> Work to complete:
Find every line in the records below that holds the word "Oslo", and copy it out.

[Entries from a dataset of interfaces]
· · · · ·

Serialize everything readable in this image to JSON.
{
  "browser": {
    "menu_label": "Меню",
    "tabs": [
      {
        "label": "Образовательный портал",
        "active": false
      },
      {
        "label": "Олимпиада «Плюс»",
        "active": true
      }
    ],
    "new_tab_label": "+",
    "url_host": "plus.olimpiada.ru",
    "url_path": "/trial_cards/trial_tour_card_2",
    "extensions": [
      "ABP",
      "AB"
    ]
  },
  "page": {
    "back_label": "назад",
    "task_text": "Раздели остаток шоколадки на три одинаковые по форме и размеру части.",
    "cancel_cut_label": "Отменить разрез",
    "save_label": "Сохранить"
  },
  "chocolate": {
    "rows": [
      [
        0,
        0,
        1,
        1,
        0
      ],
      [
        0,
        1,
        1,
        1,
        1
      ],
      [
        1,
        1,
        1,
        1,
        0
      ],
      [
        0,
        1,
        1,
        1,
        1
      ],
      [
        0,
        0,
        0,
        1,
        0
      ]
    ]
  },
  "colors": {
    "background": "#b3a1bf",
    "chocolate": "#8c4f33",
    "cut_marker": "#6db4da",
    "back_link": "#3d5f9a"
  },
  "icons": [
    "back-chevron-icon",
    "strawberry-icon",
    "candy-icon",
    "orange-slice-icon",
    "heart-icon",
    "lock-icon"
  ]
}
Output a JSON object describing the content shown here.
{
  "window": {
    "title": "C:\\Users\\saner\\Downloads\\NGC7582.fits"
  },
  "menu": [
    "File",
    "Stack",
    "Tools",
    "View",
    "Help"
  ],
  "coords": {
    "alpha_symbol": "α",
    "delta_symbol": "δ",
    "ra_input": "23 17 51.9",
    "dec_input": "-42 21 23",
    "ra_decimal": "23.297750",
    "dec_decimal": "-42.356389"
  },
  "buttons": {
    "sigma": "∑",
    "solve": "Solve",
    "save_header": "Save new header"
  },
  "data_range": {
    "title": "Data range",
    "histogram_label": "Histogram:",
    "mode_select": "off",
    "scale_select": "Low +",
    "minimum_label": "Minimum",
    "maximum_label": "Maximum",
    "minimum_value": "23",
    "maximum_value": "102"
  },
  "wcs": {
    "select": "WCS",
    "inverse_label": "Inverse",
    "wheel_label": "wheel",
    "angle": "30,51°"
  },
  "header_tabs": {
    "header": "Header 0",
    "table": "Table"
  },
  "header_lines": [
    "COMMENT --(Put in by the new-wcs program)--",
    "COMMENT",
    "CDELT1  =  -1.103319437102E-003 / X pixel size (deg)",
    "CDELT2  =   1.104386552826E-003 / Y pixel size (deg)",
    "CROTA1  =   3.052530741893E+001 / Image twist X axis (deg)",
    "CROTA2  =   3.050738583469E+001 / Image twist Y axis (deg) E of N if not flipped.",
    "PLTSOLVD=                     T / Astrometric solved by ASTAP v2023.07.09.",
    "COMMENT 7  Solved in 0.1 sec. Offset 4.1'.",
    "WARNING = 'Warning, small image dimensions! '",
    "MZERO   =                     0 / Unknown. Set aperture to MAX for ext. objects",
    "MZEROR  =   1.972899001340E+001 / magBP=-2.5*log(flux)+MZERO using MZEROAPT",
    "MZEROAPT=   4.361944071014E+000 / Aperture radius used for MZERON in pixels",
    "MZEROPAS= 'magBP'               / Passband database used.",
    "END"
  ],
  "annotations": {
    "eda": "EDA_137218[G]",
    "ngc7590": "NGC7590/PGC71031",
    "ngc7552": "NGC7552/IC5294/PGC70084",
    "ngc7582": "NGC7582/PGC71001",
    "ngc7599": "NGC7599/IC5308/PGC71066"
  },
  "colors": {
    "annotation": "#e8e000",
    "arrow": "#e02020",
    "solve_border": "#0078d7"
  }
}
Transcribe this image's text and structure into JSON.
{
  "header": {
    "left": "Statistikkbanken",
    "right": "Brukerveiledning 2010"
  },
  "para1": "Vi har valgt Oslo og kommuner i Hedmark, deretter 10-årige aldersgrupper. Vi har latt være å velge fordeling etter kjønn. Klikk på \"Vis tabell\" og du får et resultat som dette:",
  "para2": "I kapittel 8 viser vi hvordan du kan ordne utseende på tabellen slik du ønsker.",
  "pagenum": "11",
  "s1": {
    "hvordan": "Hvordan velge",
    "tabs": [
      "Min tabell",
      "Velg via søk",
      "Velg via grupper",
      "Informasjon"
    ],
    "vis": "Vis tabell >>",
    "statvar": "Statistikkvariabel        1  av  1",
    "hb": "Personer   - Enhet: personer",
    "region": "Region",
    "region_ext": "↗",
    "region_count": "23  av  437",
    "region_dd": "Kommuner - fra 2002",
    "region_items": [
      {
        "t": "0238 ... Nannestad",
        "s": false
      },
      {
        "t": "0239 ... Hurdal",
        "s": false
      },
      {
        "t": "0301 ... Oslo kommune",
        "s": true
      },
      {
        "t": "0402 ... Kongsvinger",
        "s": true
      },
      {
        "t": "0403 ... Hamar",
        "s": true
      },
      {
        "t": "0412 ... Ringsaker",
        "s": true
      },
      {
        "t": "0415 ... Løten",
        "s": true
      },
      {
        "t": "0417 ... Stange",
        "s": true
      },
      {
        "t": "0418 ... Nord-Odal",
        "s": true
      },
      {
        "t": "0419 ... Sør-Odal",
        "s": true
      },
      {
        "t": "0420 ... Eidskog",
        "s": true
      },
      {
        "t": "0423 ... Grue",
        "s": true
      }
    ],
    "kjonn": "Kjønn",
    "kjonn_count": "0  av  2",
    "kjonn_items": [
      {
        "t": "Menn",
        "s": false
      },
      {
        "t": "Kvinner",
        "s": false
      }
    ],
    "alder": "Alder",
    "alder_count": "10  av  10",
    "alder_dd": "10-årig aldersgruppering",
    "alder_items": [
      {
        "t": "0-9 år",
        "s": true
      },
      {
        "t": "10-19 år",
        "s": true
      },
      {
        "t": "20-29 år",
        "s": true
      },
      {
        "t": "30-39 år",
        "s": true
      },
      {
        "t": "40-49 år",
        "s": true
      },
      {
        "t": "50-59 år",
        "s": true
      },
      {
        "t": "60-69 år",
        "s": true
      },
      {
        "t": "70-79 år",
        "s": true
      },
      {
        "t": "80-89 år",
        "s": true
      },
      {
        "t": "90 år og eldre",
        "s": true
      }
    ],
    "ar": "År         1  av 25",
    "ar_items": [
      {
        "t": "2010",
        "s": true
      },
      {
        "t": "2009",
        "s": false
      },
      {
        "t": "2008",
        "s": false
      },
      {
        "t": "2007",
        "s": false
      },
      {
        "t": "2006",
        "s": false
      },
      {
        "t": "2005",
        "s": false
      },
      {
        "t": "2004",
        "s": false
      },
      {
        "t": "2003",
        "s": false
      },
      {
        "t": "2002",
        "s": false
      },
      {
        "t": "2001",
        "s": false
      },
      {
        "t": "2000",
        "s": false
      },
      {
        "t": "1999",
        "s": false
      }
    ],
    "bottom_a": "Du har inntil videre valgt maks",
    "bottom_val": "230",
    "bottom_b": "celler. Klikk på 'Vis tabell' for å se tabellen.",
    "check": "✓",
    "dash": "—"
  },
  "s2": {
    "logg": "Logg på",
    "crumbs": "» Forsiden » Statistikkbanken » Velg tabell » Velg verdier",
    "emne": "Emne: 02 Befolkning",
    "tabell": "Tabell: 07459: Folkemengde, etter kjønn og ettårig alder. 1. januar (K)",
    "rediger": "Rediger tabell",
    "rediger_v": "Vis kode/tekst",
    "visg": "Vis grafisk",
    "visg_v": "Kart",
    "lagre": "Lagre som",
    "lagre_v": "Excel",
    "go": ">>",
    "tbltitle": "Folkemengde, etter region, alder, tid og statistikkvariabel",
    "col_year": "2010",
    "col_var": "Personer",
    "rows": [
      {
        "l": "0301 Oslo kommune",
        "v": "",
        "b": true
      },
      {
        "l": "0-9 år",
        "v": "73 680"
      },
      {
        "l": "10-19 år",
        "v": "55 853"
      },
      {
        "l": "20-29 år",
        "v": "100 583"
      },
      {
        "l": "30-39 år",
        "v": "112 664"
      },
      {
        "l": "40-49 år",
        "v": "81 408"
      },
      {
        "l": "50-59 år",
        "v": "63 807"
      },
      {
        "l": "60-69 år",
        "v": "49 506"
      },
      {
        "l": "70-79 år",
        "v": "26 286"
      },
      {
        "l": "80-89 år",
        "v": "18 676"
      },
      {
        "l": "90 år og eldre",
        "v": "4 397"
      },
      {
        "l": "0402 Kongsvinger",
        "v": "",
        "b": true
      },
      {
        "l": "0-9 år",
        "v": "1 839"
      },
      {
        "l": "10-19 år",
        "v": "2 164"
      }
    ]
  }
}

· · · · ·

> Exercise response:
  "para1": "Vi har valgt Oslo og kommuner i Hedmark, deretter 10-årige aldersgrupper. Vi har latt være å velge fordeling etter kjønn. Klikk på \"Vis tabell\" og du får et resultat som dette:",
        "t": "0301 ... Oslo kommune",
        "l": "0301 Oslo kommune",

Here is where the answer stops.